In November 1981, Trilogy Systems Corp., a high-technology start-up in Coopertino, Calif., sold research and development limited partnerships totaling $55 million to develop a super silicon chip. Today, the partnership's coffers are empty, the company is scrambling to stay alive, and investors who had bought shares in the partnership have seen their investments go down the drain.

Investors were, to put it midly, in shock. "It's one thing to say you understand the risks going in. It's quite another to actually incur that kind of a loss," says the accountant of an investor who sank $20,000 into the partnership. Needless to say, he adds, "My client is no longer investing in these deals." Neither, it seems, are a great many others.

Investment bankers in California and New York report a sharp drop in R&D limited partnerships. They now predict that the amount of money invested in 1985 could end up being as much as 25% to 50% below 1983's record $806 million. "I wouldn't be at all surprised," says Stephen Evans-Freke, a senior vice-president of PaineWebber Inc., in New York City, "if no more than $300 million in R&D financing is done in all of this year."

The problems can be traced back to such companies as De Lorean Motor Co. and Storage Technology Corp., which sponsored R&D partnerships and then headed straight to Chapter 11. The result has been to make it more difficult for hundreds of small and medium-size hightech companies to finance their research and product development efforts with limited partnerships. R&D proposals will now have to be as solid as the Rock of Gibraltar -- or they simply won't sell.

Much of the blame for this situation can be placed squarely at the feet of investment bankers. They did a demonstrably poor job of screening proposals, and allowed companies to go on with projects that focused too much on basic research and not enough on product development. They oversold the tax benefits. (Usually 80% to 90% of the cost is written off in the first year, and investors are promised aftertax returns of 30% to 40% or more.) And they steered the wrong kind of investors into deals, catering to people who needed tax deductions, rather than high-rolling risk takers. As Fred A. Middleton, president of Morgan Stanley Ventures, in San Francisco, notes, "A lot of people who bought these things didn't know what they were getting into, because they didn't understand the technologies and, therefore, the risks."

But it is also true that companies themselves contributed to the problem by failing to keep investors informed of what was happening with research projects on a regular basis. Consequently, they now face tough questions from investors who want proof, beforehand, that the project is viable. Lee Benton, a Palo Alto, Calif., attorney who specializes in R&D transactions, says investors are demanding to know the qualifications of he individuals who re doing the research, and raising questions about the sponsor's marketing plans and financing. "Is there," asks Benton, "a good chance [that the company is] going to miss a market window?"

Companies will also find that investment bankers now have much stricter criteria for handling research and development deals. They look for established businesses, not start-ups. "For single-company financings, we want sponsoring companies that are leaders in their respective fields," Evans-Freke says. Basic research is efinitely out. "That's the sort of risk that should be taken by the venture capital firms, not by R&D partnerships," Middleton states. "We only want products that will reach commercialization within three years -- that is, those that will e manufactured, marketed, and generating revenues within that period."

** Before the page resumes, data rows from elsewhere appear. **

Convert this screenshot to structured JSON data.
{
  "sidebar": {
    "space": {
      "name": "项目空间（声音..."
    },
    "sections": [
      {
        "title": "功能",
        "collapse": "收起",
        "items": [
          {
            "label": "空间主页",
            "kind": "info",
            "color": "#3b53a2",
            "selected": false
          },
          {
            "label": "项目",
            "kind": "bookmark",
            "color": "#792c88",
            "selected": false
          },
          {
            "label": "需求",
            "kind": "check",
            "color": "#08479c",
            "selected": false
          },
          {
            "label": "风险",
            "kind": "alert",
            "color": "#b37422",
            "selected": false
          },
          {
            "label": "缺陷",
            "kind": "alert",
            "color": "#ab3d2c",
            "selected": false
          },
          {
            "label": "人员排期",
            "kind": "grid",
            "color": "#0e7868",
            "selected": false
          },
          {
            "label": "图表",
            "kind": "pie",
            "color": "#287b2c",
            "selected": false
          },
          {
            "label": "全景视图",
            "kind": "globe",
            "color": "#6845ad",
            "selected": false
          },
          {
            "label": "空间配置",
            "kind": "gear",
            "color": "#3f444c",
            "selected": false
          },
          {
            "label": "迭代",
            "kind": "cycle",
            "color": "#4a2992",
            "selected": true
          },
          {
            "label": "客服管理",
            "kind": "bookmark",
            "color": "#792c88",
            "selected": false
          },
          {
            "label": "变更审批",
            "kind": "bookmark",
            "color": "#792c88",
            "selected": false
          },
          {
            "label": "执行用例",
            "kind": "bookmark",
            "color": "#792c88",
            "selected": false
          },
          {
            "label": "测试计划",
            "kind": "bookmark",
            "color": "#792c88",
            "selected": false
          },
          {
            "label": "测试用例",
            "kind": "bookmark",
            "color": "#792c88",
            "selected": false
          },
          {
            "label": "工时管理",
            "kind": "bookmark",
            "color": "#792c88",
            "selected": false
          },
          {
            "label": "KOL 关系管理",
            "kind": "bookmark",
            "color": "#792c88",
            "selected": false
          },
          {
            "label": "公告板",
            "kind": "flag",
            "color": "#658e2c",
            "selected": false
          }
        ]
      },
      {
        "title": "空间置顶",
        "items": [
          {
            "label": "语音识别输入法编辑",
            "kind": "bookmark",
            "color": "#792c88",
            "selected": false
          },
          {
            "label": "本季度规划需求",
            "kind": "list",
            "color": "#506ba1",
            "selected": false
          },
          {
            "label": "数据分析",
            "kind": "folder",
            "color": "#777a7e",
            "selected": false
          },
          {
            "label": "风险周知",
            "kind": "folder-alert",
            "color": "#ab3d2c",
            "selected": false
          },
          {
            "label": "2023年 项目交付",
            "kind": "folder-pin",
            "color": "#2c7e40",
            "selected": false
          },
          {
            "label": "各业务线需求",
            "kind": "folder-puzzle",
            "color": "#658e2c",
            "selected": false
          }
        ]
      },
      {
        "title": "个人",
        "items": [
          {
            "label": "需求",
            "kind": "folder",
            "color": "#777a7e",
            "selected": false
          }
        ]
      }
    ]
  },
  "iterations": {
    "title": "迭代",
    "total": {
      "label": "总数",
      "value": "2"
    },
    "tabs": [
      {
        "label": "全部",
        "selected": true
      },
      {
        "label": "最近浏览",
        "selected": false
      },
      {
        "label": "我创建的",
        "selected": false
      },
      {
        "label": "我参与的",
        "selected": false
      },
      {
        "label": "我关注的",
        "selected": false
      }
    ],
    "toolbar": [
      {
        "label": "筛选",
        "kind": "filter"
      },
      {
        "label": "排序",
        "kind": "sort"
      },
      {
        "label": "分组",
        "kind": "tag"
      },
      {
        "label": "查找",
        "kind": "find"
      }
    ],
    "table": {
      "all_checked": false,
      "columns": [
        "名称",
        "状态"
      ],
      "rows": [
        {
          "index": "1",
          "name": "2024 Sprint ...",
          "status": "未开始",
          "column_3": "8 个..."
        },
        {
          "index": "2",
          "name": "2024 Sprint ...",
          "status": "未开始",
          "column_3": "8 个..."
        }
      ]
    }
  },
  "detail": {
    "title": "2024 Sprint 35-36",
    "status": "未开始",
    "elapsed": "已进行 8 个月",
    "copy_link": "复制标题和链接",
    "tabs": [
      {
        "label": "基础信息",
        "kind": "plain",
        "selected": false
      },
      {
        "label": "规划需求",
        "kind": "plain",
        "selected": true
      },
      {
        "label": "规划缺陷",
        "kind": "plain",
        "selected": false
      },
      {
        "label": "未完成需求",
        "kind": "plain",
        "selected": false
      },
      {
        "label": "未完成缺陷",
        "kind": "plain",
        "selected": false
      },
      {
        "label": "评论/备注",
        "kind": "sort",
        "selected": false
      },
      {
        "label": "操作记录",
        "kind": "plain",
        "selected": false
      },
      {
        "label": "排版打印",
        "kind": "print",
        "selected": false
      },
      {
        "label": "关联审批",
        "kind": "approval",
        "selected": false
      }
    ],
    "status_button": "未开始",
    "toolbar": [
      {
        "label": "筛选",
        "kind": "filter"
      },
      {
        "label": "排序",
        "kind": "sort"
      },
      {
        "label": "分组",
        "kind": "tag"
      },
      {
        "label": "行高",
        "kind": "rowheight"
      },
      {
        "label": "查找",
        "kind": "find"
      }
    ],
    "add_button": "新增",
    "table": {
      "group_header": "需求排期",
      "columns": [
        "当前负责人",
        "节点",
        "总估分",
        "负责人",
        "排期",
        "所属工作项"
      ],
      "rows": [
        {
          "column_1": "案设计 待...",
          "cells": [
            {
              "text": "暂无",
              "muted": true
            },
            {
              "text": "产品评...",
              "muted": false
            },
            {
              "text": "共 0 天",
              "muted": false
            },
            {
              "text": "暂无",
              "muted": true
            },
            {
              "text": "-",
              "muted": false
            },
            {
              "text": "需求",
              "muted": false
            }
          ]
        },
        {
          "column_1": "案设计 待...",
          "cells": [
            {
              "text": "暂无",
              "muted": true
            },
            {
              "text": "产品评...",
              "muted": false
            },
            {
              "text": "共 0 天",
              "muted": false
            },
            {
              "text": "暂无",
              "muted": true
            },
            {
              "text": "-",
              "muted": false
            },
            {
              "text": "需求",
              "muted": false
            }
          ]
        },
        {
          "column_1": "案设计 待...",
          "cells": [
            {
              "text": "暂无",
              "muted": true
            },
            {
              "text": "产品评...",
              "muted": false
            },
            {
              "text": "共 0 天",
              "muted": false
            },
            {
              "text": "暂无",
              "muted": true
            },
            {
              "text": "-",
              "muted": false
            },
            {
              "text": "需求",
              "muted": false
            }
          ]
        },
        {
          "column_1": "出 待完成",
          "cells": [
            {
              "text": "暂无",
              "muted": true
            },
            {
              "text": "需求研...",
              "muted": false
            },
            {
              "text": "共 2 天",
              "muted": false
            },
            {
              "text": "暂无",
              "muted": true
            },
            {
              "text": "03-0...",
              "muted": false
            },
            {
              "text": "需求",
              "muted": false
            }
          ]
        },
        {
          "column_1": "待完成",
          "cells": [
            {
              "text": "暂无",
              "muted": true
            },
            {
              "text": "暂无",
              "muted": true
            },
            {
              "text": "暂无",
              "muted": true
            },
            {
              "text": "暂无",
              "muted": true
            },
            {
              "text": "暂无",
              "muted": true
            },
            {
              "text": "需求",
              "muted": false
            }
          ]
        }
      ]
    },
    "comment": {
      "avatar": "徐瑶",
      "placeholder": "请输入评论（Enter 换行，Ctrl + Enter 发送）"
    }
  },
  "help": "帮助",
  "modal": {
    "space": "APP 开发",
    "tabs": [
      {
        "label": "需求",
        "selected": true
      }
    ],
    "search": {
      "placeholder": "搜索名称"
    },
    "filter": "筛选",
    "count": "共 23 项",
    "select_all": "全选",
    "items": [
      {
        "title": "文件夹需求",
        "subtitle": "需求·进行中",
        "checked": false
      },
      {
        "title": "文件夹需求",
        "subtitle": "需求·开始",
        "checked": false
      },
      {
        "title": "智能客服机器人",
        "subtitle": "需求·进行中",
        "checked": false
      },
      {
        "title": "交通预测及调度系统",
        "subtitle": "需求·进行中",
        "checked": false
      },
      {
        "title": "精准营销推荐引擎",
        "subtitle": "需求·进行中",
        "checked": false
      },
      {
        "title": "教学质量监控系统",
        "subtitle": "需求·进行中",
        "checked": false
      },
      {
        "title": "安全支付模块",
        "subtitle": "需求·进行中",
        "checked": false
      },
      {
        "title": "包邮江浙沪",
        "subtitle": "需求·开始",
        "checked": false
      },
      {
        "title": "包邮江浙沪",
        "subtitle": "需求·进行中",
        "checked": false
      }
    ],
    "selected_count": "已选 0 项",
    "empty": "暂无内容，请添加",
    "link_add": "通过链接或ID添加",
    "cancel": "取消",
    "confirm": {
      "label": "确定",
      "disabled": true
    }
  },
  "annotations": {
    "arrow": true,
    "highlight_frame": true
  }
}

Investment bankers are now requiring that formal internal review procedures be included in companies' partnership contracts. The reviews guarantee investors that the plug will be pulled on a venture once its viability is seriously called into question. Although it is difficult to pinpoint exactly when a project is in doubt, Benton warns that companies could face investor lawsuits if they go on with a venture despite evidence that it is in trouble. Nowadays, investment bankers also insist that companies pay attention to investor relations. Project reports should be mailed to investors at least quarterly, explaining both the venture's failures and its successes. Perhaps the biggest change in R&D deals, though, is the shift away from royalty partnerships (which give investors a percentage of the product's profits) to a combination of royalty and equity partnerships (in which investors get a chunk of the company's stock as well). "It is almost impossible," Evans-Freke says, "to do a transaction on a royalty basis without having some sort of equity kicker." This is an unwelcome development for some companies that might prefer royalty deals, but it is good news for investors. "The interest of the company and the limited partners are closer to 100% aligned than in a typical royalty partnership," says Benton. "In essence, the partners are betting on the whole business . . . not on a single product line."

Another major shift in the R&D partnership market -- and one that may increase a company's chances of selling an R&D deal -- is the appearance of so-called R&D pools (see INC., September 1984, page 33), in which an investor's risk is spread over several ventures, rather than concentrated in a single one. In the past, it was difficult for a corporation to convince an investment banker to handle a partnership valued at less than $5 million, but pool sponsors are interested in almost any size deal, and won't turn them down only because of the dollar amount involved. Some pools, such as Morgan Stanley's, seek out small projects. Others are now attracting substantial interest from institutional investors that have traditionally stayed out of the R&D market.

As a result, companies ma soon find themselves selling more partnerships to R&D pools than to individual investors. The actual transaction, however, won't be much different in terms of the quality of the deal.